Retired teacher Tiernan Dolan has told how he had a horrible sense of deja vu as he watched flames engulf Paris' Notre Dame Cathedral on Monday.
The sense of loss, helplessness and despair came flooding back as he recalled the fire that blazed at St Mel's Cathedral in Longford on Christmas Day 2009.
Only hours before, he and hundreds of other par- ishioners had braved the snow, ice and -14C chill to attend midnight mass.
"It was a lovely mass," Mr Dolan said.
"Coming out, the cathedral was like walking into a living Christmas card. The place was magical. You were on an absolute high."
However, that high came crashing down before the sun came up.
A chimney fire sparked a devastating blaze that ripped through the 175-year-old landmark in the early hours of the morning.
"You went from an absolute high to rock bottom," said Mr Dolan.
"You could see the yellow and orange flames dancing in the sky. It was horrible, like watching your best friend lying in a hospital bed on life support."
When Christmas Day dawned, the church was in ruins.
Gone was the 10th century crozier of St Mel and other priceless artefacts.
The cathedral roof was destroyed. The wooden floor sank into the crypt.
Ornate tapestries, paintings and statues were lost.
Locals wept openly on the street outside the church - as did those in Paris this week.
As Our Lady of Paris is to the people of the French capital, so is St Mel's to the people of Longford.
When Notre Dame went up in flames, they knew exactly what Parisians, and indeed the French nation, were going through, Mr Dolan said.
However, they also know what it is like to rise from the ashes.
Five years after the fire, St Mel's reopened in time for Christmas 2014 following a massive €30m restoration project.
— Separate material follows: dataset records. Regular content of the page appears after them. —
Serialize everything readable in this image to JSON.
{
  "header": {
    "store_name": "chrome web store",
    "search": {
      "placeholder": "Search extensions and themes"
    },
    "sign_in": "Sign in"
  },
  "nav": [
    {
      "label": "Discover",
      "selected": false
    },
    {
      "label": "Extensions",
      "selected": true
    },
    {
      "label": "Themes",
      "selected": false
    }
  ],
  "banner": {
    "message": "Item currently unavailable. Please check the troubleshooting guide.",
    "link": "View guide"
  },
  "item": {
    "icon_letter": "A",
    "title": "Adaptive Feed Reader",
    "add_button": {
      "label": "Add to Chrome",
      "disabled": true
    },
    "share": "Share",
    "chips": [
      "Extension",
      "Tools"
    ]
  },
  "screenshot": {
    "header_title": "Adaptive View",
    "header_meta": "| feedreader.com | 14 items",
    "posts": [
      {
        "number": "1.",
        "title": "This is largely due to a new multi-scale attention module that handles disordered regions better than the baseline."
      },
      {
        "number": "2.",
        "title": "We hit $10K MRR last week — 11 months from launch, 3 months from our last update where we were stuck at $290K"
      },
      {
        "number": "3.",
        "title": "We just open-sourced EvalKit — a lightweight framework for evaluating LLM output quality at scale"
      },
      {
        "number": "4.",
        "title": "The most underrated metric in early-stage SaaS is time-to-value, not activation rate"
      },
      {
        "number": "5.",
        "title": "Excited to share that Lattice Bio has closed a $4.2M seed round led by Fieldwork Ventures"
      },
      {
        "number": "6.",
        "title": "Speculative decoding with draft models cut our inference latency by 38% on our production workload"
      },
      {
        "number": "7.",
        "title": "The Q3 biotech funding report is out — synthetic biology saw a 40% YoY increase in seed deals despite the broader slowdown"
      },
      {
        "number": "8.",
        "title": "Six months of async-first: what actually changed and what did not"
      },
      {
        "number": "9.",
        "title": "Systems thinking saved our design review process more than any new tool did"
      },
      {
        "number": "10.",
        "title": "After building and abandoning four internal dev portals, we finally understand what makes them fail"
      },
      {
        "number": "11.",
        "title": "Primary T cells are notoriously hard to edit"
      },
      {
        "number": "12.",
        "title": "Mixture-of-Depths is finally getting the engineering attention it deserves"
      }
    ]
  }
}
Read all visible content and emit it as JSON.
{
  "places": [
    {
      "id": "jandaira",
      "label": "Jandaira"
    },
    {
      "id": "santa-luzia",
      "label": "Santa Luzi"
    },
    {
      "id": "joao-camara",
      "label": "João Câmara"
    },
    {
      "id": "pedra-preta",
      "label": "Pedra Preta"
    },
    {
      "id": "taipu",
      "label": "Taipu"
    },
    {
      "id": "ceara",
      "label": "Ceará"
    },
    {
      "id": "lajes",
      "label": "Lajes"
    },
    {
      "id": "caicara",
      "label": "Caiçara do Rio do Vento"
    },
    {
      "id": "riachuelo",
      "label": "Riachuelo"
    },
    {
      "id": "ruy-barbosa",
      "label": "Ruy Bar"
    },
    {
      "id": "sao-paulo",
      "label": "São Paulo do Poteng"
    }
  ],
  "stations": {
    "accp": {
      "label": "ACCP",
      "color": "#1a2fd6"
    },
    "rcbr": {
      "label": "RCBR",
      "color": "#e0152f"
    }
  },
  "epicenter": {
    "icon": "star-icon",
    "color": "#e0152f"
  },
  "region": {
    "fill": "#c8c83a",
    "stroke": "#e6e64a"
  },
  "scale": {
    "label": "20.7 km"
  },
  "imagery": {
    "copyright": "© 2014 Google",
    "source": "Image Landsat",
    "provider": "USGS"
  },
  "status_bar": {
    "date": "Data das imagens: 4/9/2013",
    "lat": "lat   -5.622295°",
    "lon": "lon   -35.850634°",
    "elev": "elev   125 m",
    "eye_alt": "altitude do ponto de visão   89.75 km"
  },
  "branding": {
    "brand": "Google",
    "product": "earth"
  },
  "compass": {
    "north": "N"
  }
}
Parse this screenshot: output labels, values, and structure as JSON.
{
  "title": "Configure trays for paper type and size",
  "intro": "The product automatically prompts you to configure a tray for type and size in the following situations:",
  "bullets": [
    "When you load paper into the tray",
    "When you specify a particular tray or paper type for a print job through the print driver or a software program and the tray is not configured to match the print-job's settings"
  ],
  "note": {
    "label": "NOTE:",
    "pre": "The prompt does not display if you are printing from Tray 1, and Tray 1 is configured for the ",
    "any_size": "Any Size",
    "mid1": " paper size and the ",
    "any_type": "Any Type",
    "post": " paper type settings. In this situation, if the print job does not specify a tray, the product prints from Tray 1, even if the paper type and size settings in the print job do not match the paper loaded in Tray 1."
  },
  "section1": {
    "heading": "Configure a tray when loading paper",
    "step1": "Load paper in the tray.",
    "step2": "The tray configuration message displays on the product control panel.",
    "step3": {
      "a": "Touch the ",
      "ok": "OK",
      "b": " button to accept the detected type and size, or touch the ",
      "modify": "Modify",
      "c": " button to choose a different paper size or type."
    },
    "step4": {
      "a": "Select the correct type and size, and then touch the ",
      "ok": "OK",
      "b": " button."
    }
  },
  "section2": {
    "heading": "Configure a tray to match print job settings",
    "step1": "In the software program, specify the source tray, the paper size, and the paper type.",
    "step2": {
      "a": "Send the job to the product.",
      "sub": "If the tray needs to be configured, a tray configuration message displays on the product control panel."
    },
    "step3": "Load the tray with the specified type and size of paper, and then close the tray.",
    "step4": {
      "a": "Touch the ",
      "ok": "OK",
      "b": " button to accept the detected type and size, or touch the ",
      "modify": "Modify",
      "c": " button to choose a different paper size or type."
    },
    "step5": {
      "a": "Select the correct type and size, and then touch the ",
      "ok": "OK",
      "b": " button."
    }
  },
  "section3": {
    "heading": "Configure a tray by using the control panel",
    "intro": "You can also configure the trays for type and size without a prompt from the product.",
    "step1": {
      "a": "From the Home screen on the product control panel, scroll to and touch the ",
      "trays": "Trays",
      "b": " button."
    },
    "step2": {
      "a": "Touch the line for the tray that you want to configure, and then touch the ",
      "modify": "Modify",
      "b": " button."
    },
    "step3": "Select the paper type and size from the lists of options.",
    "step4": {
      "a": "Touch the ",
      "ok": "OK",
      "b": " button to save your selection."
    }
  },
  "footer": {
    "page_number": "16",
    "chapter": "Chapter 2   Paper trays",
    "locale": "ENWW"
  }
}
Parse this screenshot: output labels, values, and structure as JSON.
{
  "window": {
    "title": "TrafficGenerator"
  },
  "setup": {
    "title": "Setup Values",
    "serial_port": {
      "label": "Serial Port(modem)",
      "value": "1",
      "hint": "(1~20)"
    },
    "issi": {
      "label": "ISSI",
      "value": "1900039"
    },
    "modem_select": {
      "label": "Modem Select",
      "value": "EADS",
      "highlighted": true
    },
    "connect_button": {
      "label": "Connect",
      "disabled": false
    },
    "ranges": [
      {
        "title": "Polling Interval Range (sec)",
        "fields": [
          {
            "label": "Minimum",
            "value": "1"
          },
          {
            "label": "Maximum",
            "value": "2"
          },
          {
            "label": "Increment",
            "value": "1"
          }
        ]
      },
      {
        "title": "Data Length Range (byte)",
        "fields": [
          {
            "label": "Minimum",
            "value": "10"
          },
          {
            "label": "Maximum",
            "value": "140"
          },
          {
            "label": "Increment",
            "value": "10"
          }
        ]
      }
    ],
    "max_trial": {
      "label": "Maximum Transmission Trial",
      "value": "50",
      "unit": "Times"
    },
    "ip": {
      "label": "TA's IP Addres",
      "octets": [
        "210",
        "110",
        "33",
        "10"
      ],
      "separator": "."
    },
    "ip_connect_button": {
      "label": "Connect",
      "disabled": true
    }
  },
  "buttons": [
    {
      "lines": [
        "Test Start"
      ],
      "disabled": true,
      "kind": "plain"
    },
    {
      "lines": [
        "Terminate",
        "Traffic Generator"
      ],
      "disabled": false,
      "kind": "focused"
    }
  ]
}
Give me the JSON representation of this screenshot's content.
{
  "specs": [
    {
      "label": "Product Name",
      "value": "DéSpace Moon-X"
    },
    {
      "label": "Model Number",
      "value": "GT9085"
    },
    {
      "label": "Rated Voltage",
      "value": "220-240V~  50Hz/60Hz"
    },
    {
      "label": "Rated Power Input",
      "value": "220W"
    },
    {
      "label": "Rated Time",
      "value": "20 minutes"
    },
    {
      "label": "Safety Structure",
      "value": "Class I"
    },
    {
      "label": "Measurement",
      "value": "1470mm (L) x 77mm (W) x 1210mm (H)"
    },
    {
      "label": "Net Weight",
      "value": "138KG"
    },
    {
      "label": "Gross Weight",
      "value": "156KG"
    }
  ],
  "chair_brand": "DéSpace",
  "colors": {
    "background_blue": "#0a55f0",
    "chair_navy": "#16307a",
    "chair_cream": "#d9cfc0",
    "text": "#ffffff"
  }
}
Mr Dolan's message to the people of Paris is simple: "If we can rise from the ashes, so can you."